"Bobby Cremins [of Georgia Tech] sort of recruits by position. He was saying, 'I won't recruit anyone else at your position for four years.' He's a great coach but Coach K was more family-like while Coach Cremins was more all-business. It's like the towns. Durham is a small town, Atlanta is more business.

"Coach [Terry] Holland [of Virginia] knew exactly what he wanted to have me do. He said I'd have to be a leader, someone the players and everyone at Virginia could look up to, taking a leadership role as a freshman. But I wasn't sure if I could take on that responsibility as a freshman. I guess Coach Holland was building his team.

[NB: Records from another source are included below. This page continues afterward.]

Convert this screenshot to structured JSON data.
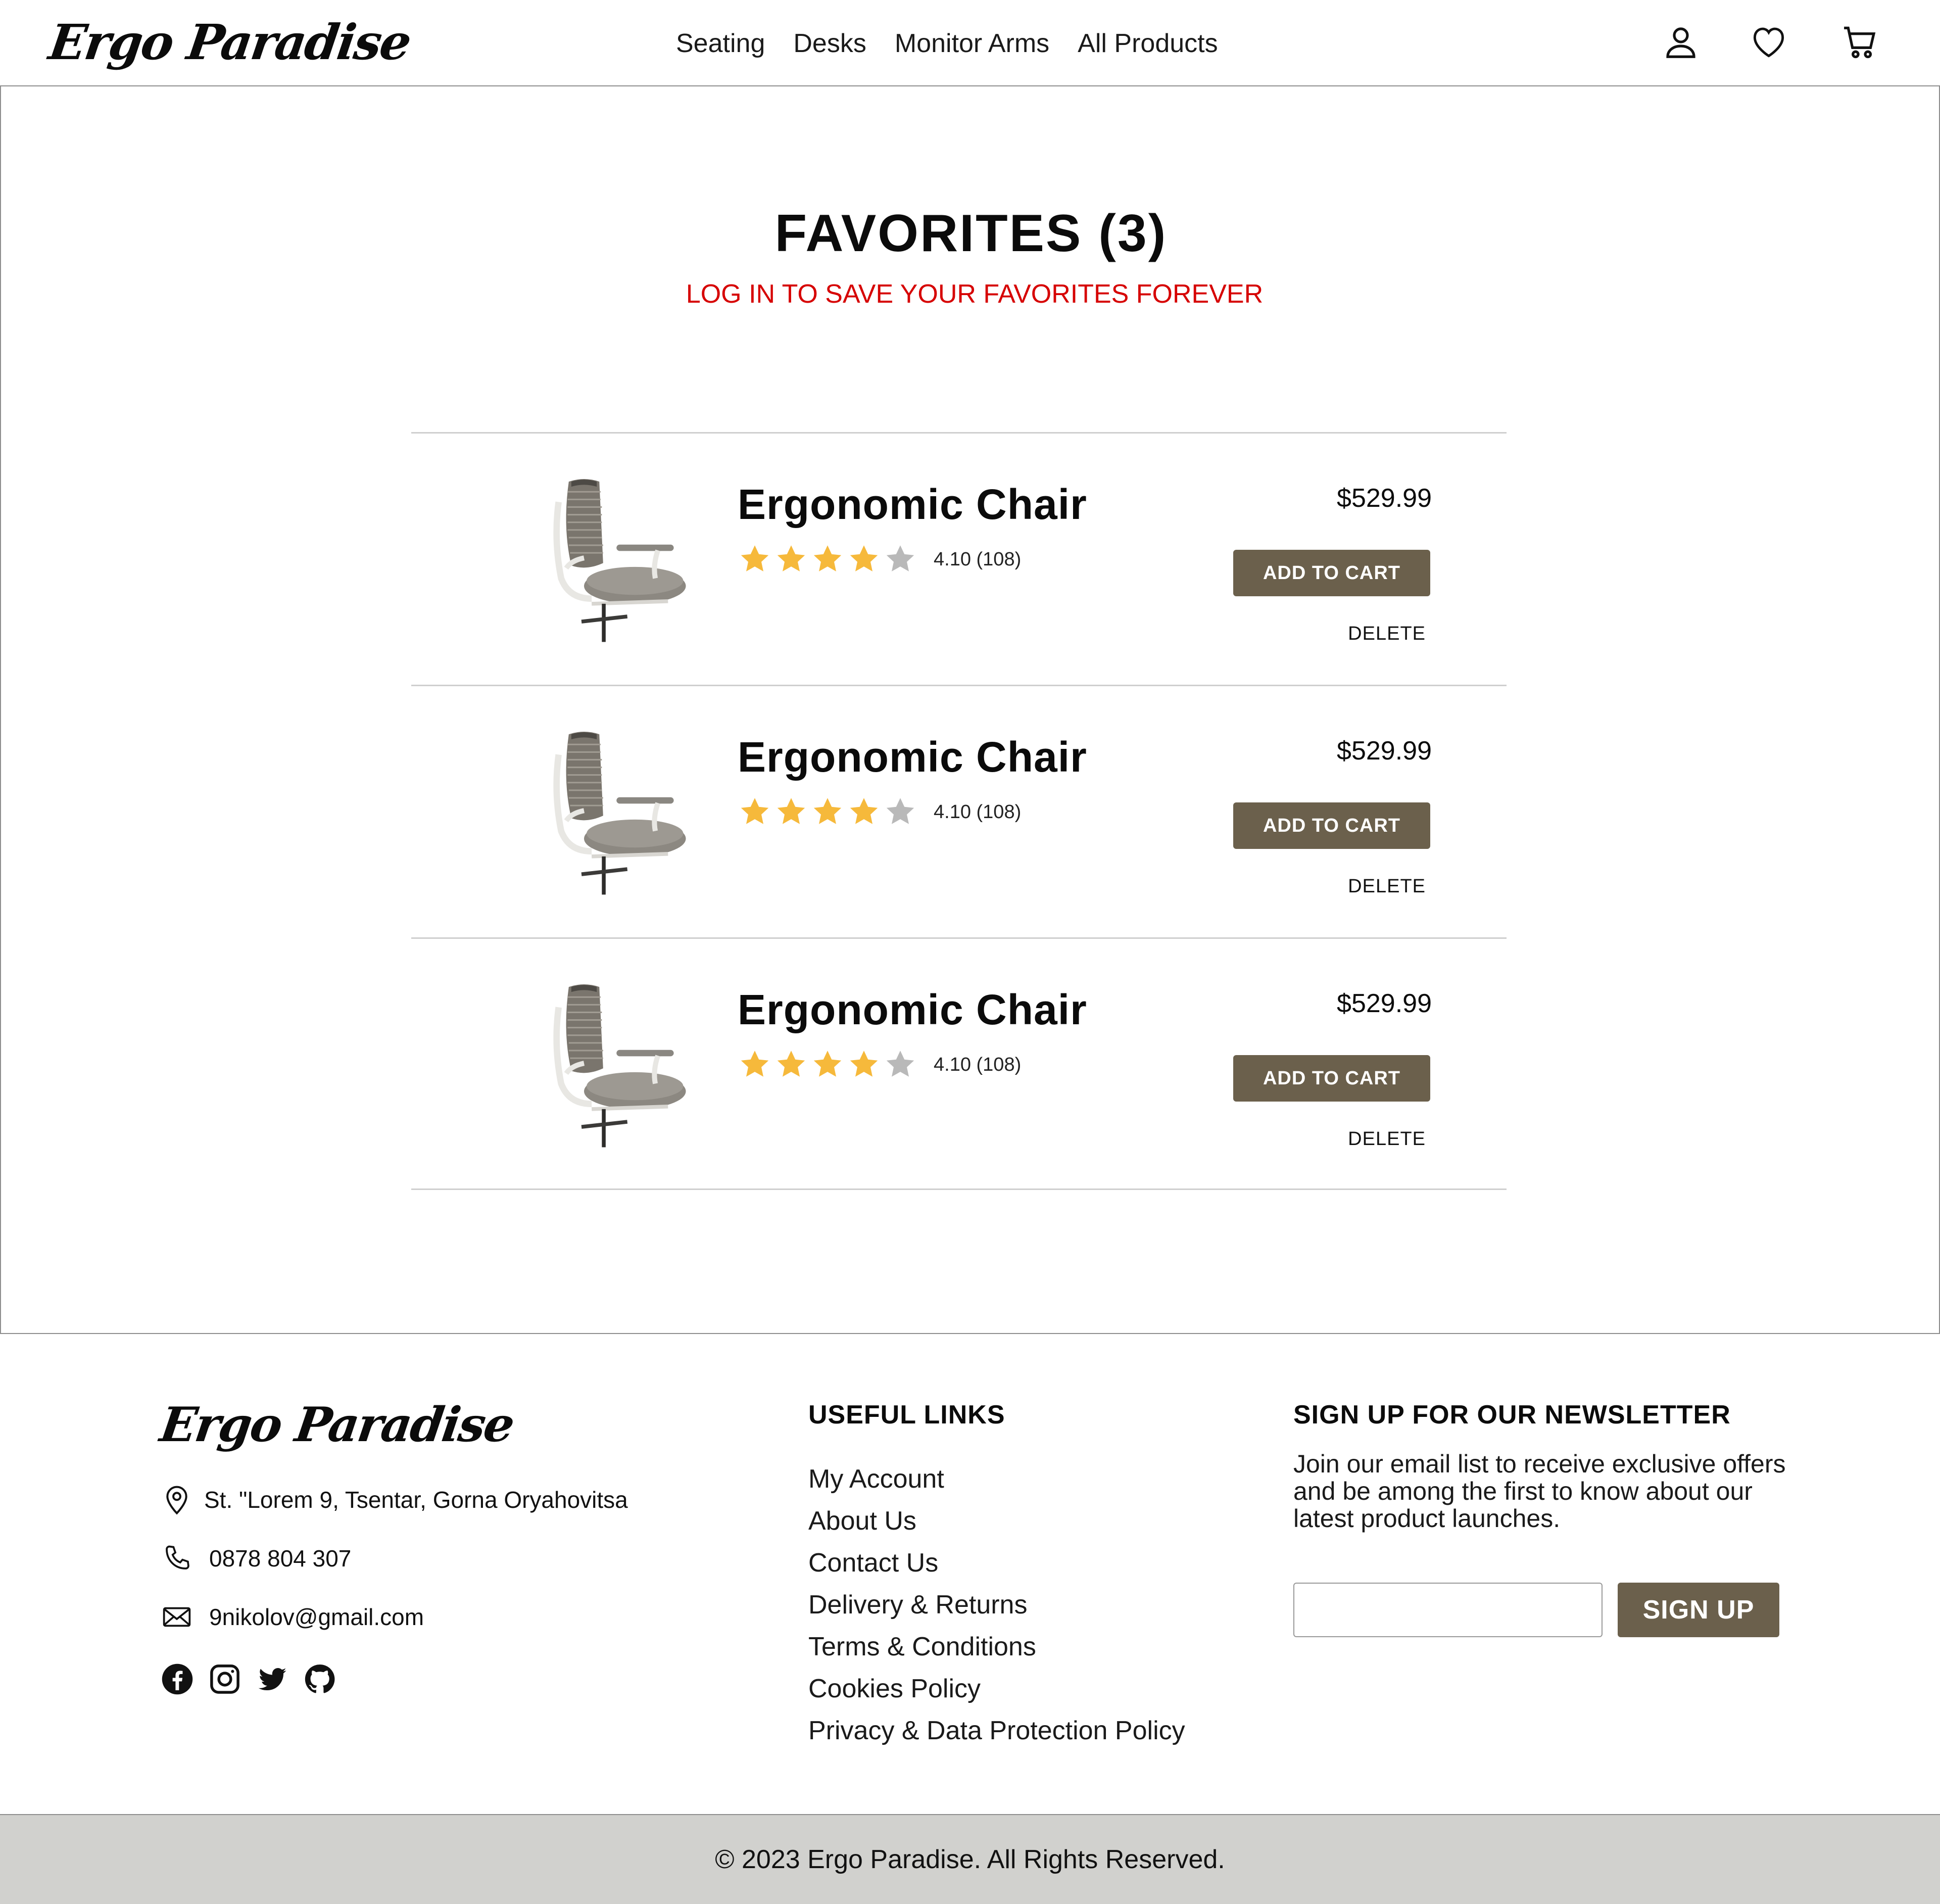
{
  "brand": {
    "logo_text": "Ergo Paradise"
  },
  "nav": {
    "links": [
      "Seating",
      "Desks",
      "Monitor Arms",
      "All Products"
    ]
  },
  "header_icons": [
    "user-icon",
    "heart-icon",
    "cart-icon"
  ],
  "favorites": {
    "title": "FAVORITES (3)",
    "login_note": "LOG IN TO SAVE YOUR FAVORITES FOREVER",
    "items": [
      {
        "name": "Ergonomic Chair",
        "rating": 4.1,
        "rating_text": "4.10 (108)",
        "stars_filled": 4,
        "stars_total": 5,
        "price": "$529.99",
        "add_label": "ADD TO CART",
        "delete_label": "DELETE"
      },
      {
        "name": "Ergonomic Chair",
        "rating": 4.1,
        "rating_text": "4.10 (108)",
        "stars_filled": 4,
        "stars_total": 5,
        "price": "$529.99",
        "add_label": "ADD TO CART",
        "delete_label": "DELETE"
      },
      {
        "name": "Ergonomic Chair",
        "rating": 4.1,
        "rating_text": "4.10 (108)",
        "stars_filled": 4,
        "stars_total": 5,
        "price": "$529.99",
        "add_label": "ADD TO CART",
        "delete_label": "DELETE"
      }
    ]
  },
  "footer": {
    "logo_text": "Ergo Paradise",
    "address": "St. \"Lorem 9, Tsentar, Gorna Oryahovitsa",
    "phone": "0878 804 307",
    "email": "9nikolov@gmail.com",
    "socials": [
      "facebook-icon",
      "instagram-icon",
      "twitter-icon",
      "github-icon"
    ],
    "useful_links_title": "USEFUL LINKS",
    "useful_links": [
      "My Account",
      "About Us",
      "Contact Us",
      "Delivery & Returns",
      "Terms & Conditions",
      "Cookies Policy",
      "Privacy & Data Protection Policy"
    ],
    "newsletter_title": "SIGN UP FOR OUR NEWSLETTER",
    "newsletter_text": "Join our email list to receive exclusive offers and be among the first to know about our latest product launches.",
    "newsletter_input_value": "",
    "newsletter_button": "SIGN UP",
    "copyright": "© 2023 Ergo Paradise. All Rights Reserved."
  },
  "colors": {
    "accent": "#6b604c",
    "login_note": "#d60000",
    "star_filled": "#f6b93b",
    "star_empty": "#b9b9b9",
    "copyright_bar": "#d1d1ce"
  }
}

Coach K said I would take that sort of spot when it came."

Henderson said the message from Oklahoma Coach Billy Tubbs was different from the rest. "He was trying to sell me on all the wonderful things that were involved in playing Division I at Oklahoma," Henderson said. "He said they treated their players first-class, staying in the best hotels and things like that. He was trying to sell me on the glamour life of the big-time."

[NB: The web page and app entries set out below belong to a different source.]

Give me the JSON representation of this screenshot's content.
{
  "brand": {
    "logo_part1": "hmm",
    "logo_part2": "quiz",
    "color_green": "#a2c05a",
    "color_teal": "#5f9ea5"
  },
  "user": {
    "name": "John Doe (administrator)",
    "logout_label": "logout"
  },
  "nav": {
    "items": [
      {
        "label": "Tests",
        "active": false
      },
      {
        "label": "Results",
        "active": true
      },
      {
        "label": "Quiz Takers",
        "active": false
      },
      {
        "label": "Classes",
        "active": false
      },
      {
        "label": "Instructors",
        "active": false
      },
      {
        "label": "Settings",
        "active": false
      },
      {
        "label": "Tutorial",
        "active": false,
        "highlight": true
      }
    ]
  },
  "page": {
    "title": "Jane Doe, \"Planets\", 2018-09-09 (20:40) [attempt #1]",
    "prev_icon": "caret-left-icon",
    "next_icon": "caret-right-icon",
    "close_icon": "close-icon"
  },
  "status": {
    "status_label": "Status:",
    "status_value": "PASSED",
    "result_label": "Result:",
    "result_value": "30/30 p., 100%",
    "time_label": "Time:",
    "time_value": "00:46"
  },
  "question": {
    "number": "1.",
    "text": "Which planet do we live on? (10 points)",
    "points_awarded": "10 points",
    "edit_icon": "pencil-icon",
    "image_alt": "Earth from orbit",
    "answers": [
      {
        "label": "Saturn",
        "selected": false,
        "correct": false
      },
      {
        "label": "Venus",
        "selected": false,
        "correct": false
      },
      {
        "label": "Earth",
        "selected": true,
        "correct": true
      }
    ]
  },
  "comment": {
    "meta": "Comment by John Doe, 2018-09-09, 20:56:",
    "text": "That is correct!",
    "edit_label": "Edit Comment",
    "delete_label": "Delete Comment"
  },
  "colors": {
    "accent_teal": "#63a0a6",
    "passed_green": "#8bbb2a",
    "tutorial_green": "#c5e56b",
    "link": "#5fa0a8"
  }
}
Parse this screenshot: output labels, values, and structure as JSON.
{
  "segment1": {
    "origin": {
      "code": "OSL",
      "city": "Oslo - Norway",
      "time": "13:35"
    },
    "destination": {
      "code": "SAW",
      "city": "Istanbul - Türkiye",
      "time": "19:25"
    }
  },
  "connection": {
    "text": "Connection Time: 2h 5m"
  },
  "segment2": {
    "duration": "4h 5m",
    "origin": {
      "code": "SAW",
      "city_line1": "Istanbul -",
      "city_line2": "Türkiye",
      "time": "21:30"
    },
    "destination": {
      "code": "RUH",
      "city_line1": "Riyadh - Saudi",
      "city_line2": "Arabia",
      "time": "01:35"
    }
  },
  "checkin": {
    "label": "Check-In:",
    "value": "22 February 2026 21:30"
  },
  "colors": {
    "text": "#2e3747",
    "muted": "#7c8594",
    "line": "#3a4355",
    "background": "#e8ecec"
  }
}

Reyes had narrowed his choices to Maryland, Clemson, Georgetown, North Carolina State and Tennessee.

"Clemson and Tennessee were about the same. They didn't really stress one thing, though Tennessee has a new place to play," Reyes said. "N.C. State talked about being in the ACC and being close to home.

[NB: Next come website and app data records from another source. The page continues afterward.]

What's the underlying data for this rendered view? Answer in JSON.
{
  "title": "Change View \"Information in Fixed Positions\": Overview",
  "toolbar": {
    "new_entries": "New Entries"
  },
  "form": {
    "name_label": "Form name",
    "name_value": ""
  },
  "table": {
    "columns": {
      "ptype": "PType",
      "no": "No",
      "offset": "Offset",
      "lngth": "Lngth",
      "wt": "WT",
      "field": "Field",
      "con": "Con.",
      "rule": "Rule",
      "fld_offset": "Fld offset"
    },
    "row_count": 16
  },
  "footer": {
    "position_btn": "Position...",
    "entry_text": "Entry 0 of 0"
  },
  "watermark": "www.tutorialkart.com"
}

"Georgetown was different. You could say it was a little stricter on grades and publicity. Players don't give many interviews. Coach [John] Thompson was different. He was more like a father figure than the others. Coach [Lefty] Driesell [of Maryland] was, too, but Coach Thompson was more of a stricter father figure than Coach Driesell. I just felt I could fit into the Maryland atmosphere better. And I felt it was a place I could play right away because they don't have a center."

Reyes said he had been warned by his coach, Gunter Sweat, about the pitfalls of alternative offers. "I wasn't really expecting anything. Only the Chris Washburns and Pat Ewings get stuff offered to them. Coach Sweat talked to me about that, and he said, 'If they can buy you, they can also sell you.' "

Fess Irvin, a 6-foot point guard from Gonzales, La., had said last fall that he was going to Louisiana State, but is uncertain now because of the possibility LSU could have a problem with the NCAA, in part because of Tito Horford's short tenure there. As of last week, Irvin said he had not ruled out any of his five choices -- LSU, Maryland, Georgetown, Kansas and N.C. State.

Irvin said he wasn't the object of offers that violate NCAA rules, probably because "they knew . . . I'd turn them in to the NCAA. Raymond Talley is an investigator with the NCAA and he monitored my recruitment. If I had any questions, I would call him."

Coach Morgan Wootten helped Steve Hood, as he has helped many at DeMatha, deal with the rigors of recruiting.

"I wasn't surprised. Mr. Wootten told me it would be rough, and it was," Hood said. "That was the reason I signed early."

Wootten had rules for the schools wishing to recruit Hood, one of which was that they could not call him at home.

Hood said his contact with boosters and alumni mainly involved letters.

"[Boston College] had a vice president of the United Way write to me, and from Maryland, Tom McMillen [of the Bullets] wrote to me," Hood said. "During the summer, I talked with John Lucas. I used to play with him and he said I'd be a star if I came to Maryland."

Did that make an impression?

"It didn't have any effect," said Hood, who chose Maryland anyway. "Anywhere I went, I would play as hard as I could."

Hood said that campus visits were similar. "They [current players] take you out, show you around," Hood said. "You go to parties and they try to introduce you to lots of girls. They probably figure if the recruit has a real good time, it will make him want to come back."

That's the idea.